*** Opening SOURCE INFORMATION ***

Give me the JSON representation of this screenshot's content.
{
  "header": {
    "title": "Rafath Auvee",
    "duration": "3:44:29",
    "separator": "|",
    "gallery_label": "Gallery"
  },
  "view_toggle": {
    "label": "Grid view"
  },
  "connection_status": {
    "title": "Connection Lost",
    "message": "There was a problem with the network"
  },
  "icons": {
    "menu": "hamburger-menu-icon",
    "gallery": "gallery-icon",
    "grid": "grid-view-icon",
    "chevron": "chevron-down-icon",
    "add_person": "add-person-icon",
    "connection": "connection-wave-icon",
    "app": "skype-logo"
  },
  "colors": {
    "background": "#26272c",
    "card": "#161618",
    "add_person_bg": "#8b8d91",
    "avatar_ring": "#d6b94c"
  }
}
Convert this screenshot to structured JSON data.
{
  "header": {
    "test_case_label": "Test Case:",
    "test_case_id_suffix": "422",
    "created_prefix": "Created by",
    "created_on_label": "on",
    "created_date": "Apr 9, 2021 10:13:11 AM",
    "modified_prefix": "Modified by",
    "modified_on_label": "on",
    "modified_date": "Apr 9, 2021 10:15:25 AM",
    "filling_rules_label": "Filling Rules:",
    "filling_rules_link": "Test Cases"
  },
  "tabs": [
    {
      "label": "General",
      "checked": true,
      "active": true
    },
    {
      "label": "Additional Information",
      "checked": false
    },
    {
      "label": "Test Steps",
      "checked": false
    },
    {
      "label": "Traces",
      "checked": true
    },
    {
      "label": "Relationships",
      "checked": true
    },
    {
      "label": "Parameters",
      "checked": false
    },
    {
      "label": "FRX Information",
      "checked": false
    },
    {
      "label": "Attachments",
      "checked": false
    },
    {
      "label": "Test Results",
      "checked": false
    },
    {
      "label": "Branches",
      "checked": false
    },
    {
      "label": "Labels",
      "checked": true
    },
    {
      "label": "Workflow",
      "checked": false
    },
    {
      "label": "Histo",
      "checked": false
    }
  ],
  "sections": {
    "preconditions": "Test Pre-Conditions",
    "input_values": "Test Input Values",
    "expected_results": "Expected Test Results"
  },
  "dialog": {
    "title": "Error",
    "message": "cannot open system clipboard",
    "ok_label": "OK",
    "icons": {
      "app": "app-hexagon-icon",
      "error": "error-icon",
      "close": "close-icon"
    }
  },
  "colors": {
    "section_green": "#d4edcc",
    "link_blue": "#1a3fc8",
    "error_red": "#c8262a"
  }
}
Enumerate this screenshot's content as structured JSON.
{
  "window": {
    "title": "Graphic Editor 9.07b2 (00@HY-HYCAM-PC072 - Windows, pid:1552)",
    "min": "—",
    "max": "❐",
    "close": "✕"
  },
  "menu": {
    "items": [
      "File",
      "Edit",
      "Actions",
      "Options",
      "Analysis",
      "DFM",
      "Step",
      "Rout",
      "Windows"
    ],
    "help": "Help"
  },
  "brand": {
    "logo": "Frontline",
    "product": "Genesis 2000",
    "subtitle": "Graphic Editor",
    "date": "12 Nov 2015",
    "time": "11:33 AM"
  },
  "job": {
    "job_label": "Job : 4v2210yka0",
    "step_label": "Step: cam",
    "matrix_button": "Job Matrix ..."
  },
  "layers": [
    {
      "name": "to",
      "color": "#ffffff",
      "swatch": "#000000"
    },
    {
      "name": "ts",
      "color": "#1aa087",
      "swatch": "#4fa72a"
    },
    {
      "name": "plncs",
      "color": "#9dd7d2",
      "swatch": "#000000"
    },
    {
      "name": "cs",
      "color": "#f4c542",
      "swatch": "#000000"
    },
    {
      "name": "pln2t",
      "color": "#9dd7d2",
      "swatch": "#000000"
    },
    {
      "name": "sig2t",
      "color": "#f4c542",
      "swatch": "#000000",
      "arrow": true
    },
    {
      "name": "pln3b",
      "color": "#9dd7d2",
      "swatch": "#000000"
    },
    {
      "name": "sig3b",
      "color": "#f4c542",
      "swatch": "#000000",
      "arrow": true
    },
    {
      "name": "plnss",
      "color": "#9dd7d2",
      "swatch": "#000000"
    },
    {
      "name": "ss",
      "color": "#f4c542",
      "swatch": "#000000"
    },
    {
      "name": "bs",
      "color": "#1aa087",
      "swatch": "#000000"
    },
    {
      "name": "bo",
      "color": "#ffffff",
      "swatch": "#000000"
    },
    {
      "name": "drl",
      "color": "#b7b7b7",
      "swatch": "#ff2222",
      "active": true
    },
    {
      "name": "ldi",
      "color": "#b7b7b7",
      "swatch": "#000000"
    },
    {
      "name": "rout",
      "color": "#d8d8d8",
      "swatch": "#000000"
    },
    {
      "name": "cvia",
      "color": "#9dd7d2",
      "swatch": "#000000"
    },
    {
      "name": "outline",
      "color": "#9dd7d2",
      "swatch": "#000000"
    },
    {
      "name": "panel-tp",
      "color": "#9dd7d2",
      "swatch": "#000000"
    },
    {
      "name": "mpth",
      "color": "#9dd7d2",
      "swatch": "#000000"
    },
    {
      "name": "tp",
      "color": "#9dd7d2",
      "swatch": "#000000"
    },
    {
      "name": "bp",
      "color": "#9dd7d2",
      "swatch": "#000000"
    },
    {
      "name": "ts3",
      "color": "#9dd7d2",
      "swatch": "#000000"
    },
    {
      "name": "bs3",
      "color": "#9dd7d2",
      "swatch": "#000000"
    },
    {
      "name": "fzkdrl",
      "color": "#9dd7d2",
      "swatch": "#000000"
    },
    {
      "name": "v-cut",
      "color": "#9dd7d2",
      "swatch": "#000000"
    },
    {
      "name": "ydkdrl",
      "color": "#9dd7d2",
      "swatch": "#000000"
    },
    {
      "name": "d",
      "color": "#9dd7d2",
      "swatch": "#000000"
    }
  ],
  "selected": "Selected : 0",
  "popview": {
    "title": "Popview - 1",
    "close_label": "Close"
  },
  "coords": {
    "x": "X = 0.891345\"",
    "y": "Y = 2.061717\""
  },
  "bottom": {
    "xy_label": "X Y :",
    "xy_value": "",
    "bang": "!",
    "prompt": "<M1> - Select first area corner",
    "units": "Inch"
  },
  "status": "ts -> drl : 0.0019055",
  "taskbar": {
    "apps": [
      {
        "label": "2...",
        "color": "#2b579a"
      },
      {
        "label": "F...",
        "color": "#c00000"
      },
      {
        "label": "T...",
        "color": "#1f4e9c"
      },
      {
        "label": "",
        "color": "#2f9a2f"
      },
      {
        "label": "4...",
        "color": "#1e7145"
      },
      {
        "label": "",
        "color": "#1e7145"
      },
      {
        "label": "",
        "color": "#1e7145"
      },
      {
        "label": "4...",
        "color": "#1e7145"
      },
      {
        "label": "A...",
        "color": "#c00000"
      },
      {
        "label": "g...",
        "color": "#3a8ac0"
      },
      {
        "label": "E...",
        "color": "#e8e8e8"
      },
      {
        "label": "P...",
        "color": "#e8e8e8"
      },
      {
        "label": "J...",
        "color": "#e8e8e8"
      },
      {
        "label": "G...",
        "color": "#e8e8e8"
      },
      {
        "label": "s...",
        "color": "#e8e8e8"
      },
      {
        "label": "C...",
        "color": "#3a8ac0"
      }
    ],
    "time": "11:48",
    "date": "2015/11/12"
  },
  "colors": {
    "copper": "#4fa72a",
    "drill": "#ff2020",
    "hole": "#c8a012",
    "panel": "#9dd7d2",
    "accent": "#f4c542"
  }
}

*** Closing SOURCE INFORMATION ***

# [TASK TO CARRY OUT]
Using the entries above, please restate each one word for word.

# [REPLY]
Give me the JSON representation of this screenshot's content.
{
  "header": {
    "title": "Rafath Auvee",
    "duration": "3:44:29",
    "separator": "|",
    "gallery_label": "Gallery"
  },
  "view_toggle": {
    "label": "Grid view"
  },
  "connection_status": {
    "title": "Connection Lost",
    "message": "There was a problem with the network"
  },
  "icons": {
    "menu": "hamburger-menu-icon",
    "gallery": "gallery-icon",
    "grid": "grid-view-icon",
    "chevron": "chevron-down-icon",
    "add_person": "add-person-icon",
    "connection": "connection-wave-icon",
    "app": "skype-logo"
  },
  "colors": {
    "background": "#26272c",
    "card": "#161618",
    "add_person_bg": "#8b8d91",
    "avatar_ring": "#d6b94c"
  }
}
Convert this screenshot to structured JSON data.
{
  "header": {
    "test_case_label": "Test Case:",
    "test_case_id_suffix": "422",
    "created_prefix": "Created by",
    "created_on_label": "on",
    "created_date": "Apr 9, 2021 10:13:11 AM",
    "modified_prefix": "Modified by",
    "modified_on_label": "on",
    "modified_date": "Apr 9, 2021 10:15:25 AM",
    "filling_rules_label": "Filling Rules:",
    "filling_rules_link": "Test Cases"
  },
  "tabs": [
    {
      "label": "General",
      "checked": true,
      "active": true
    },
    {
      "label": "Additional Information",
      "checked": false
    },
    {
      "label": "Test Steps",
      "checked": false
    },
    {
      "label": "Traces",
      "checked": true
    },
    {
      "label": "Relationships",
      "checked": true
    },
    {
      "label": "Parameters",
      "checked": false
    },
    {
      "label": "FRX Information",
      "checked": false
    },
    {
      "label": "Attachments",
      "checked": false
    },
    {
      "label": "Test Results",
      "checked": false
    },
    {
      "label": "Branches",
      "checked": false
    },
    {
      "label": "Labels",
      "checked": true
    },
    {
      "label": "Workflow",
      "checked": false
    },
    {
      "label": "Histo",
      "checked": false
    }
  ],
  "sections": {
    "preconditions": "Test Pre-Conditions",
    "input_values": "Test Input Values",
    "expected_results": "Expected Test Results"
  },
  "dialog": {
    "title": "Error",
    "message": "cannot open system clipboard",
    "ok_label": "OK",
    "icons": {
      "app": "app-hexagon-icon",
      "error": "error-icon",
      "close": "close-icon"
    }
  },
  "colors": {
    "section_green": "#d4edcc",
    "link_blue": "#1a3fc8",
    "error_red": "#c8262a"
  }
}
Enumerate this screenshot's content as structured JSON.
{
  "window": {
    "title": "Graphic Editor 9.07b2 (00@HY-HYCAM-PC072 - Windows, pid:1552)",
    "min": "—",
    "max": "❐",
    "close": "✕"
  },
  "menu": {
    "items": [
      "File",
      "Edit",
      "Actions",
      "Options",
      "Analysis",
      "DFM",
      "Step",
      "Rout",
      "Windows"
    ],
    "help": "Help"
  },
  "brand": {
    "logo": "Frontline",
    "product": "Genesis 2000",
    "subtitle": "Graphic Editor",
    "date": "12 Nov 2015",
    "time": "11:33 AM"
  },
  "job": {
    "job_label": "Job : 4v2210yka0",
    "step_label": "Step: cam",
    "matrix_button": "Job Matrix ..."
  },
  "layers": [
    {
      "name": "to",
      "color": "#ffffff",
      "swatch": "#000000"
    },
    {
      "name": "ts",
      "color": "#1aa087",
      "swatch": "#4fa72a"
    },
    {
      "name": "plncs",
      "color": "#9dd7d2",
      "swatch": "#000000"
    },
    {
      "name": "cs",
      "color": "#f4c542",
      "swatch": "#000000"
    },
    {
      "name": "pln2t",
      "color": "#9dd7d2",
      "swatch": "#000000"
    },
    {
      "name": "sig2t",
      "color": "#f4c542",
      "swatch": "#000000",
      "arrow": true
    },
    {
      "name": "pln3b",
      "color": "#9dd7d2",
      "swatch": "#000000"
    },
    {
      "name": "sig3b",
      "color": "#f4c542",
      "swatch": "#000000",
      "arrow": true
    },
    {
      "name": "plnss",
      "color": "#9dd7d2",
      "swatch": "#000000"
    },
    {
      "name": "ss",
      "color": "#f4c542",
      "swatch": "#000000"
    },
    {
      "name": "bs",
      "color": "#1aa087",
      "swatch": "#000000"
    },
    {
      "name": "bo",
      "color": "#ffffff",
      "swatch": "#000000"
    },
    {
      "name": "drl",
      "color": "#b7b7b7",
      "swatch": "#ff2222",
      "active": true
    },
    {
      "name": "ldi",
      "color": "#b7b7b7",
      "swatch": "#000000"
    },
    {
      "name": "rout",
      "color": "#d8d8d8",
      "swatch": "#000000"
    },
    {
      "name": "cvia",
      "color": "#9dd7d2",
      "swatch": "#000000"
    },
    {
      "name": "outline",
      "color": "#9dd7d2",
      "swatch": "#000000"
    },
    {
      "name": "panel-tp",
      "color": "#9dd7d2",
      "swatch": "#000000"
    },
    {
      "name": "mpth",
      "color": "#9dd7d2",
      "swatch": "#000000"
    },
    {
      "name": "tp",
      "color": "#9dd7d2",
      "swatch": "#000000"
    },
    {
      "name": "bp",
      "color": "#9dd7d2",
      "swatch": "#000000"
    },
    {
      "name": "ts3",
      "color": "#9dd7d2",
      "swatch": "#000000"
    },
    {
      "name": "bs3",
      "color": "#9dd7d2",
      "swatch": "#000000"
    },
    {
      "name": "fzkdrl",
      "color": "#9dd7d2",
      "swatch": "#000000"
    },
    {
      "name": "v-cut",
      "color": "#9dd7d2",
      "swatch": "#000000"
    },
    {
      "name": "ydkdrl",
      "color": "#9dd7d2",
      "swatch": "#000000"
    },
    {
      "name": "d",
      "color": "#9dd7d2",
      "swatch": "#000000"
    }
  ],
  "selected": "Selected : 0",
  "popview": {
    "title": "Popview - 1",
    "close_label": "Close"
  },
  "coords": {
    "x": "X = 0.891345\"",
    "y": "Y = 2.061717\""
  },
  "bottom": {
    "xy_label": "X Y :",
    "xy_value": "",
    "bang": "!",
    "prompt": "<M1> - Select first area corner",
    "units": "Inch"
  },
  "status": "ts -> drl : 0.0019055",
  "taskbar": {
    "apps": [
      {
        "label": "2...",
        "color": "#2b579a"
      },
      {
        "label": "F...",
        "color": "#c00000"
      },
      {
        "label": "T...",
        "color": "#1f4e9c"
      },
      {
        "label": "",
        "color": "#2f9a2f"
      },
      {
        "label": "4...",
        "color": "#1e7145"
      },
      {
        "label": "",
        "color": "#1e7145"
      },
      {
        "label": "",
        "color": "#1e7145"
      },
      {
        "label": "4...",
        "color": "#1e7145"
      },
      {
        "label": "A...",
        "color": "#c00000"
      },
      {
        "label": "g...",
        "color": "#3a8ac0"
      },
      {
        "label": "E...",
        "color": "#e8e8e8"
      },
      {
        "label": "P...",
        "color": "#e8e8e8"
      },
      {
        "label": "J...",
        "color": "#e8e8e8"
      },
      {
        "label": "G...",
        "color": "#e8e8e8"
      },
      {
        "label": "s...",
        "color": "#e8e8e8"
      },
      {
        "label": "C...",
        "color": "#3a8ac0"
      }
    ],
    "time": "11:48",
    "date": "2015/11/12"
  },
  "colors": {
    "copper": "#4fa72a",
    "drill": "#ff2020",
    "hole": "#c8a012",
    "panel": "#9dd7d2",
    "accent": "#f4c542"
  }
}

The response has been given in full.